Thread: Rise of the WHL
View Single Post
Old 01-15-2020, 09:42 AM   #36
All Star Starter
RMc's Avatar
Join Date: Jan 2004
Posts: 1,086
Thanks: 128
Thanked 182x in 110 posts
Well, maybe the Sabres will move to Philly!

Hockey in Philadelphia has an interesting history. The old Montreal Maroons, dormant since 1938, attempted to move to Philly after WW2; per wiki:

At the 1945 annual league meeting, held on September 7, it was noted that the backers of the Maroons franchise were in discussion to sell to a group from Philadelphia fronted by Canadiens board member Len Peto. The league governors were prepared to approve the transfer, provided the Philadelphia group could prove they had the necessary funds for a hockey team.

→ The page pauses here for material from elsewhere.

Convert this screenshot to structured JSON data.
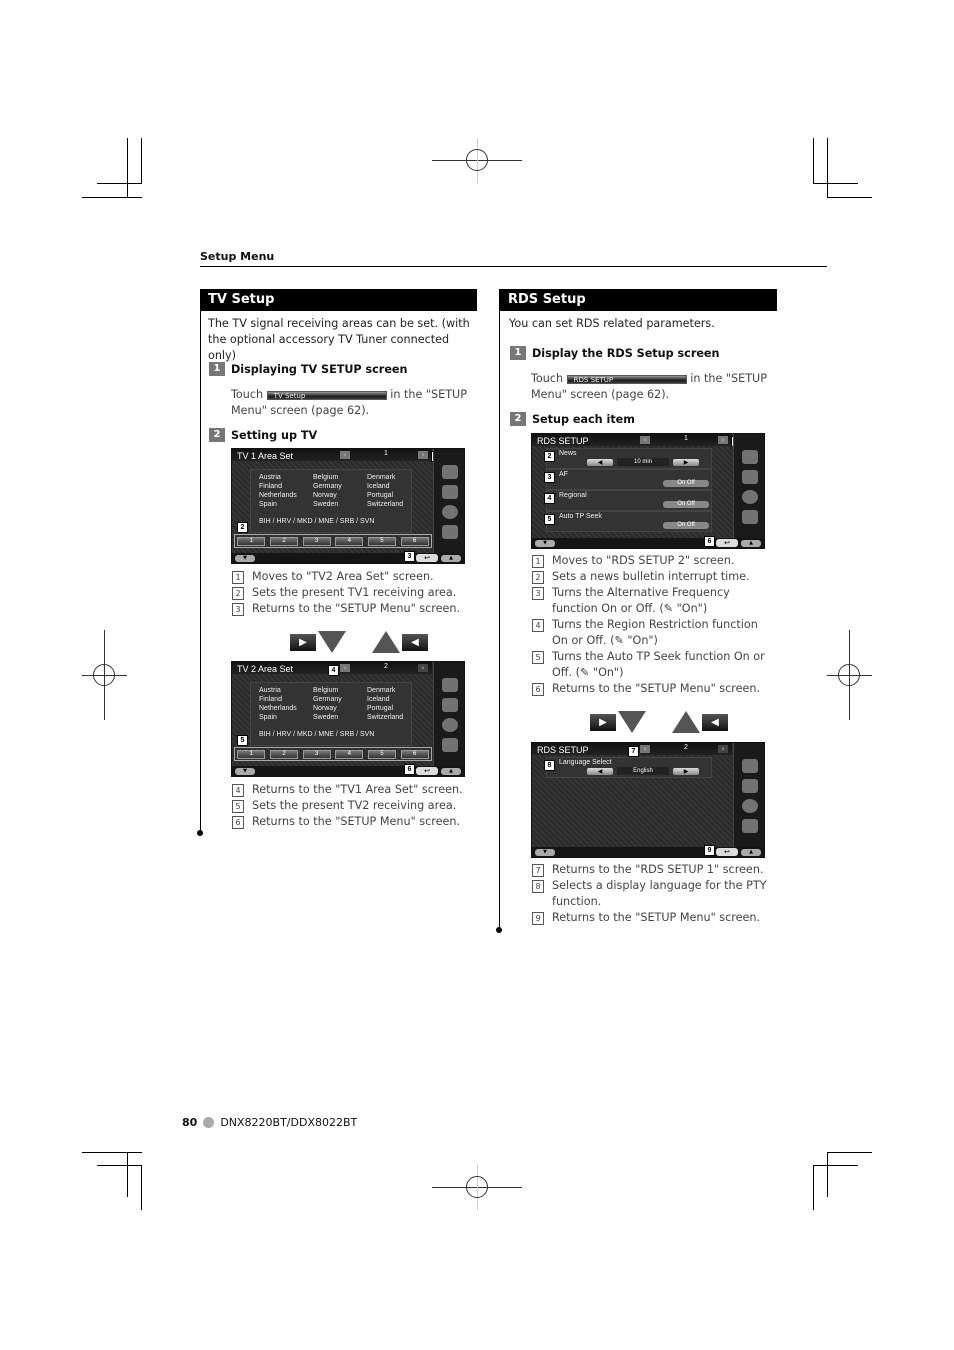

Peto was able to get the necessary funding, and persuaded the league to transfer the Maroons to Philadelphia. However, despite being larger than all but two NHL cities, Philadelphia did not have an arena that could accommodate an NHL team. The city's largest arena, the Palestra at the University of Pennsylvania, did not have an ice plant, and both Penn and Madison Square Garden (which managed the Palestra) balked at the expense of installing one. The only arena in the city with an ice plant, Philadelphia Arena, was ruled out because its sight lines and capacity (5,500) were deemed inadequate even for temporary use. The league gave Peto until the end of the 194647 season to find a suitable arena. In February, 1946 Peto announced plans to build a 20,000-seat arena on the site of the old Baker Bowl at a cost of $2.5 million. However, when his group was unable to get funding for the project by the league-imposed deadline, the NHL cancelled the Maroons franchise.

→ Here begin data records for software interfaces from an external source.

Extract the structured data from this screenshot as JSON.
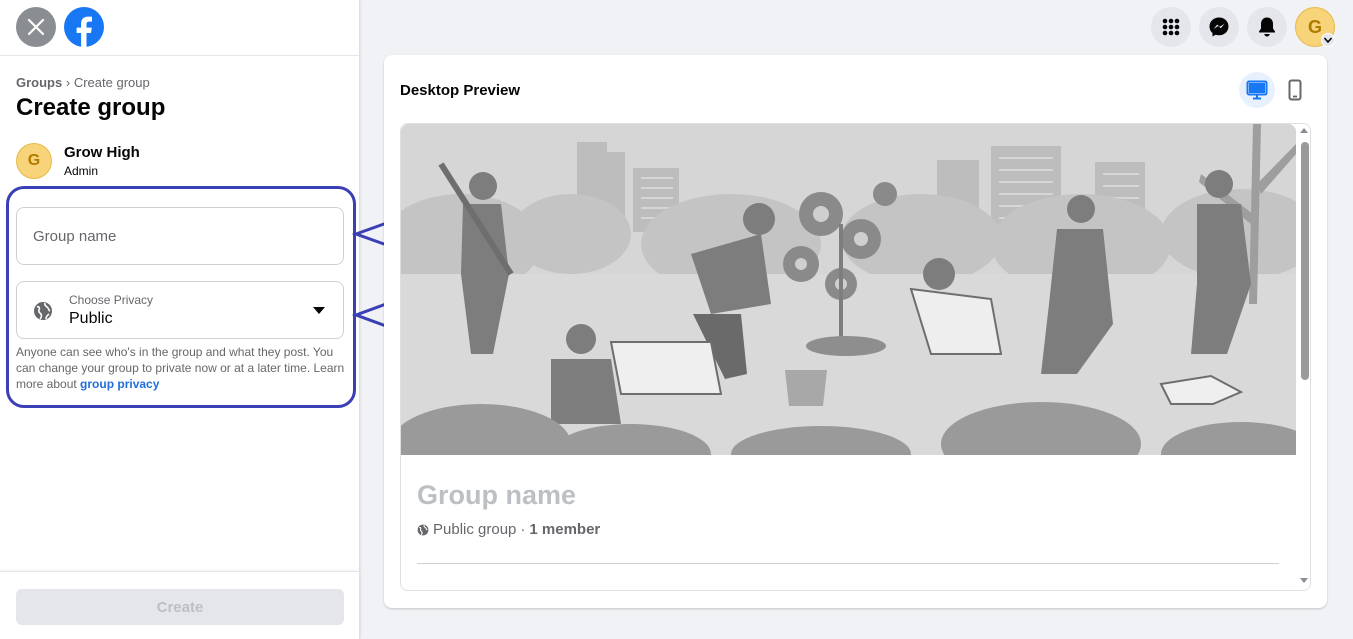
{
  "colors": {
    "brand_blue": "#1877f2",
    "link_blue": "#216fdb",
    "annotation_blue": "#3a3fb5",
    "avatar_yellow": "#f7d37a"
  },
  "header": {
    "close_icon": "close-icon",
    "logo_icon": "facebook-logo-icon"
  },
  "breadcrumb": {
    "parent": "Groups",
    "separator": "›",
    "current": "Create group"
  },
  "page_title": "Create group",
  "owner": {
    "initial": "G",
    "name": "Grow High",
    "role": "Admin"
  },
  "form": {
    "group_name_placeholder": "Group name",
    "group_name_value": "",
    "privacy_label": "Choose Privacy",
    "privacy_value": "Public",
    "privacy_help_text": "Anyone can see who's in the group and what they post. You can change your group to private now or at a later time. Learn more about ",
    "privacy_help_link": "group privacy",
    "create_label": "Create"
  },
  "topbar": {
    "icons": [
      "menu-grid-icon",
      "messenger-icon",
      "bell-icon"
    ],
    "avatar_initial": "G"
  },
  "preview": {
    "title": "Desktop Preview",
    "group_name": "Group name",
    "privacy": "Public group",
    "separator": "·",
    "members": "1 member"
  }
}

The Flyers, of course, came to town in 1967, so the Spectrum was built for them. But no Flyers, no Spectrum? Well, the 76ers had been in town since 1963 and playing at Convention Hall (built 1931, capacity 9,690) and would've probably wanted a new arena before long. And hockey wasn't an impossibility at the Convo: the WHA Blazers played there in 1972-73!

Then again, Philadelphia is a city famous for corruption and infighting, so it's quite possible that Philly's warring political factions would've kept a new arena from being built well into the 1970s. Ya never know!

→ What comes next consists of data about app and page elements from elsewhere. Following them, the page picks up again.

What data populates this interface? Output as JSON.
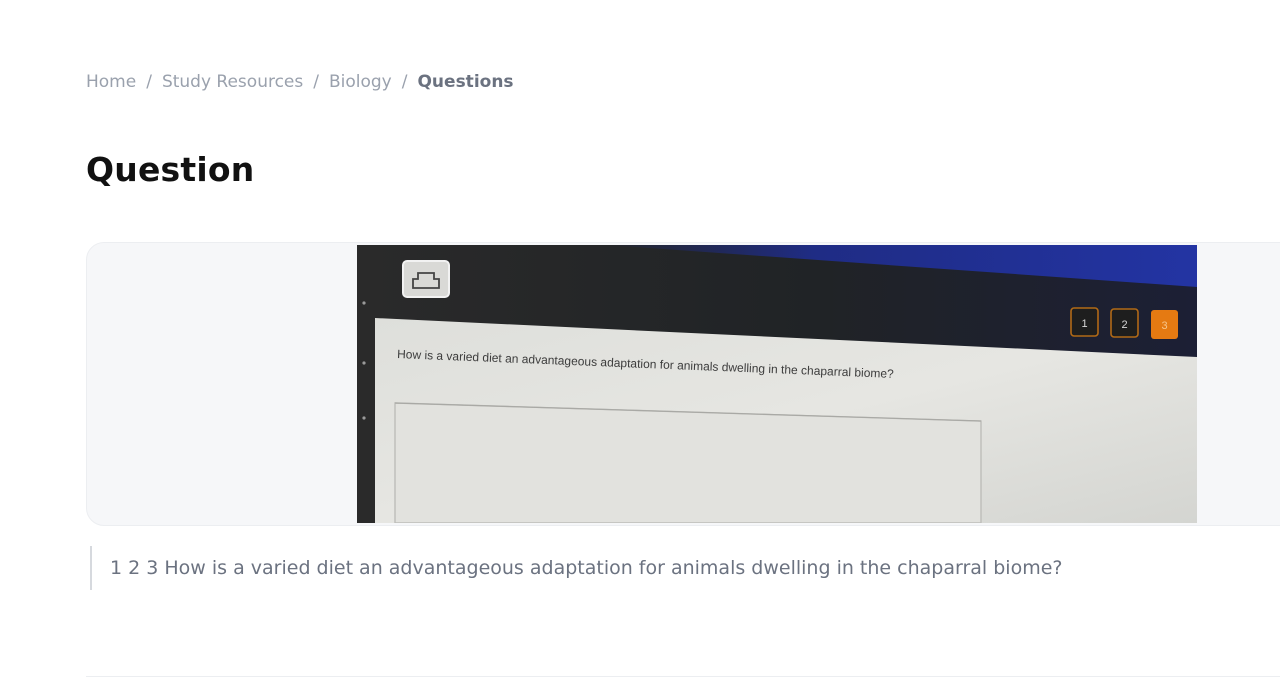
{
  "breadcrumb": {
    "items": [
      {
        "label": "Home"
      },
      {
        "label": "Study Resources"
      },
      {
        "label": "Biology"
      }
    ],
    "separator": "/",
    "current": "Questions"
  },
  "page": {
    "title": "Question"
  },
  "photo": {
    "question_text": "How is a varied diet an advantageous adaptation for animals dwelling in the chaparral biome?",
    "page_buttons": [
      "1",
      "2",
      "3"
    ],
    "active_page": "3",
    "print_icon": "printer-icon"
  },
  "caption": {
    "text": "1 2 3 How is a varied diet an advantageous adaptation for animals dwelling in the chaparral biome?"
  },
  "colors": {
    "text_primary": "#111111",
    "text_muted": "#9aa1ad",
    "card_bg": "#f6f7f9",
    "accent_orange": "#e57a12",
    "screen_blue": "#1f2d8f"
  }
}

"We're all behind our baseball team..."
RMc is offline   Reply With Quote